The house in 2018:
This elegant Colonial Revival home was built in 1905, and was originally the home of Theodore H. Nye, who worked for George Nye & Co., a wholesale meat company located on Lyman Street in downtown Springfield. The company had been established by his father George, who lived next door from here, in the house on the right side of the scene. George died in 1907, and Theodore went on to hold several positions within the company, including treasurer, vice president, and ultimately president. He lived here with his wife Mary and their two daughters, Gertrude and Harriet, until around 1916, when the family moved to West Springfield.
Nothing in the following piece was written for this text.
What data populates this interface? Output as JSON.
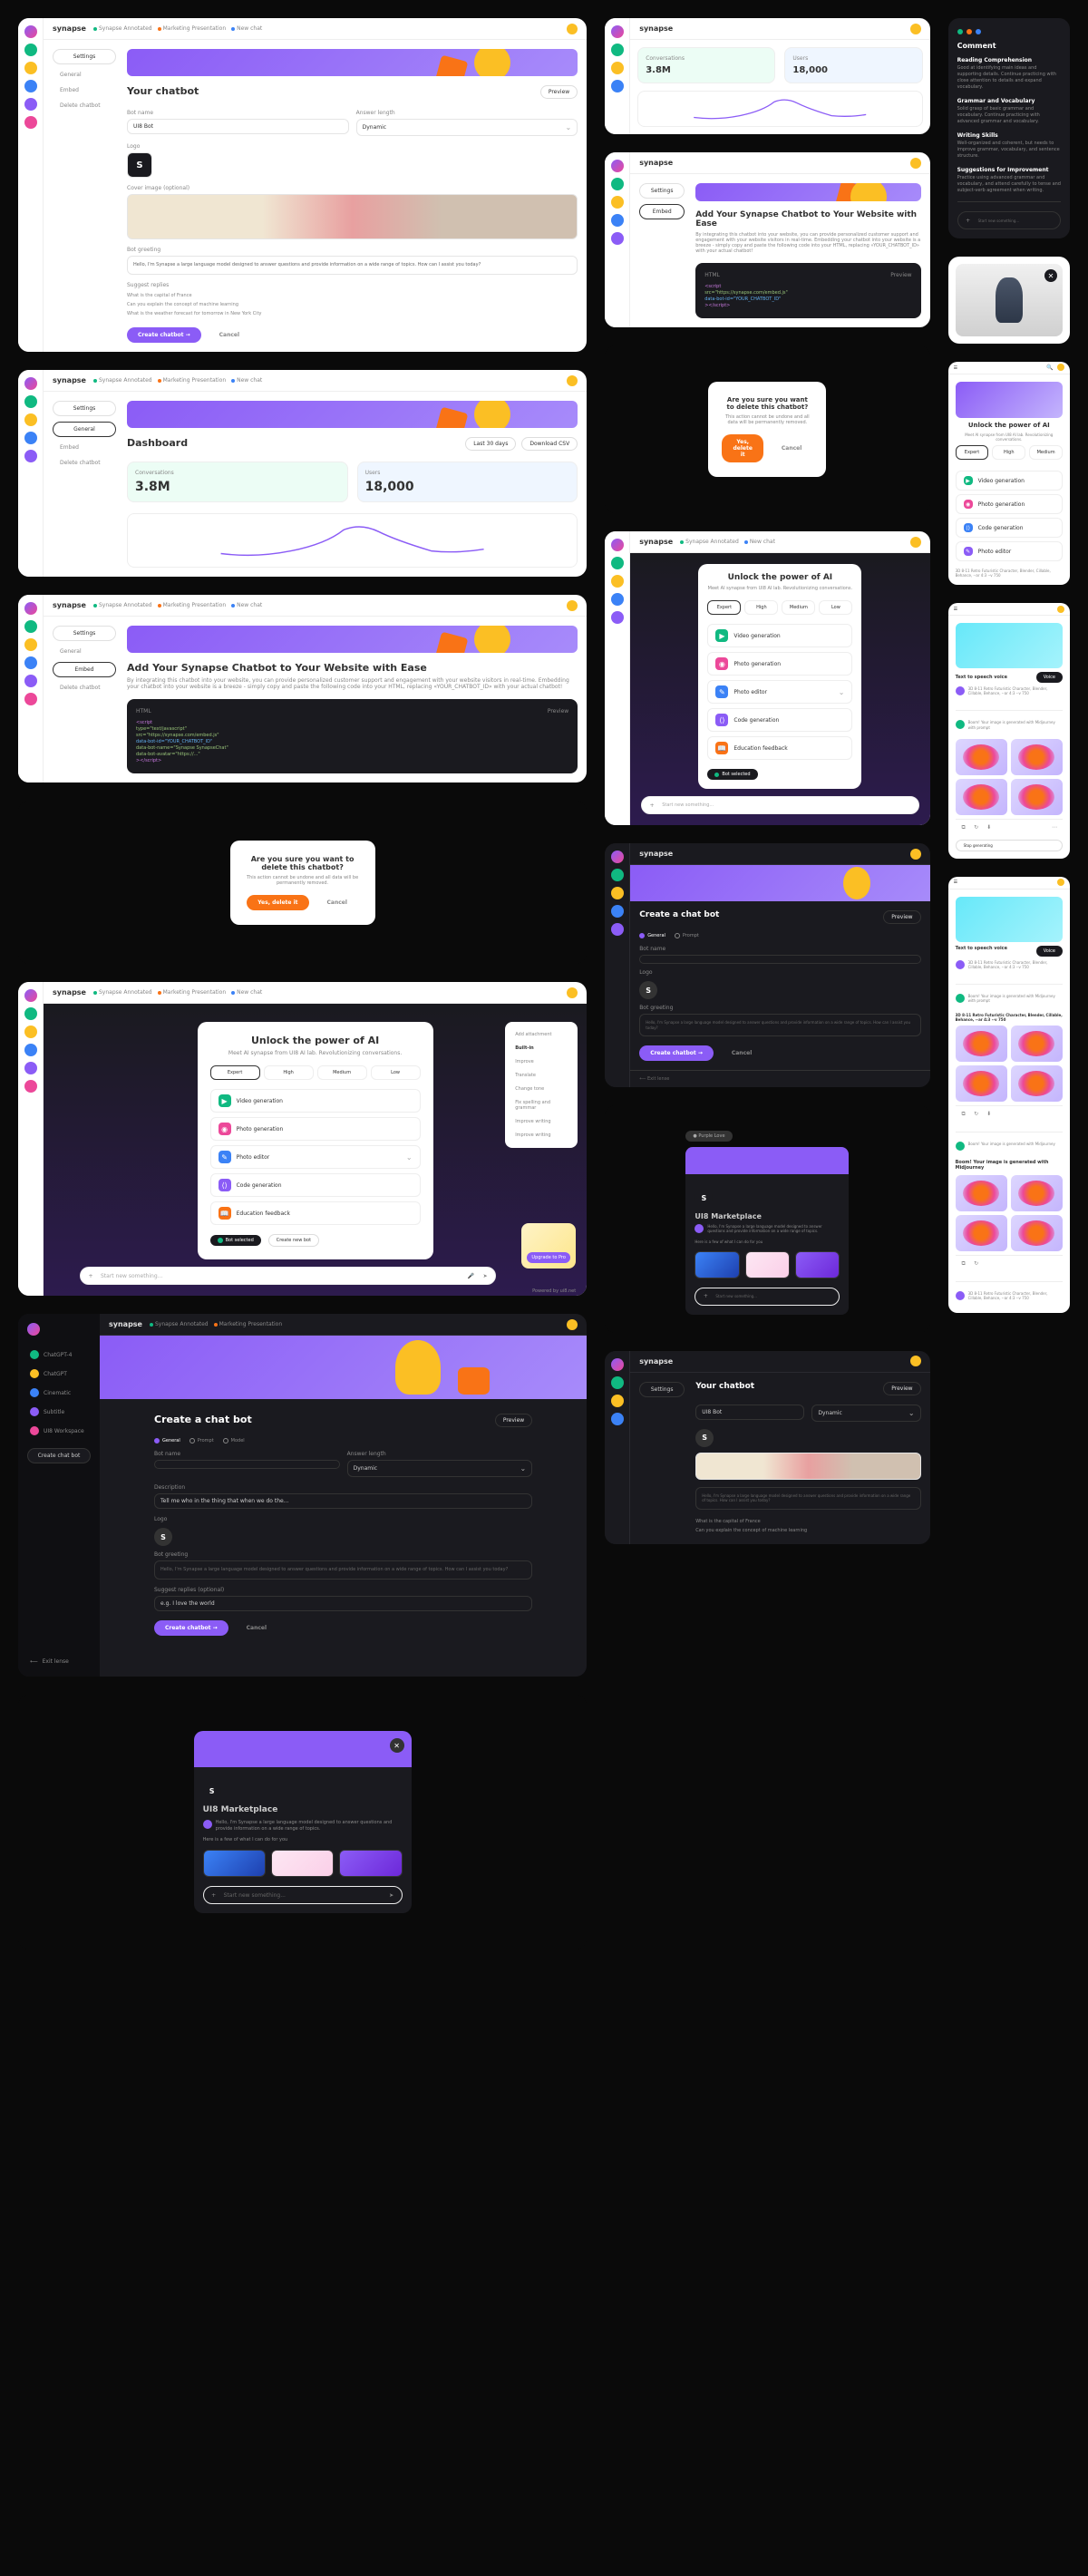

The house was subsequently owned by Charles H. Angell, actuary for the Massachusetts Mutual Life Insurance Company. He and his wife Jessie lived here with their three sons: Irving, Theodore, and Charles, Jr. However, he died in 1926, and by 1929 Jessie and the boys were living in a more modest house nearby at 198 Saint James Avenue. In the meantime, this house on Ingersoll Grove was sold to William C. Taylor, a retired merchant who had previously owned Taylor’s Music House on State Street. He and his wife Emma were living here when the first photo was taken in the late 1930s, and he remained here until his death in 1942.
Today, some 80 years after the first photo was taken, not much has changed in this scene. In a neighborhood dominated by late 19th century Queen Anne-style homes, it is one of the few early 20th century Colonial Revival homes, and it stands as a well-preserved example of this architectural style. The neighboring George Nye house on the right side is also still standing, and both of these homes are now contributing properties in the McKnight Historic District, which was added to the National Register of Historic Places in 1976.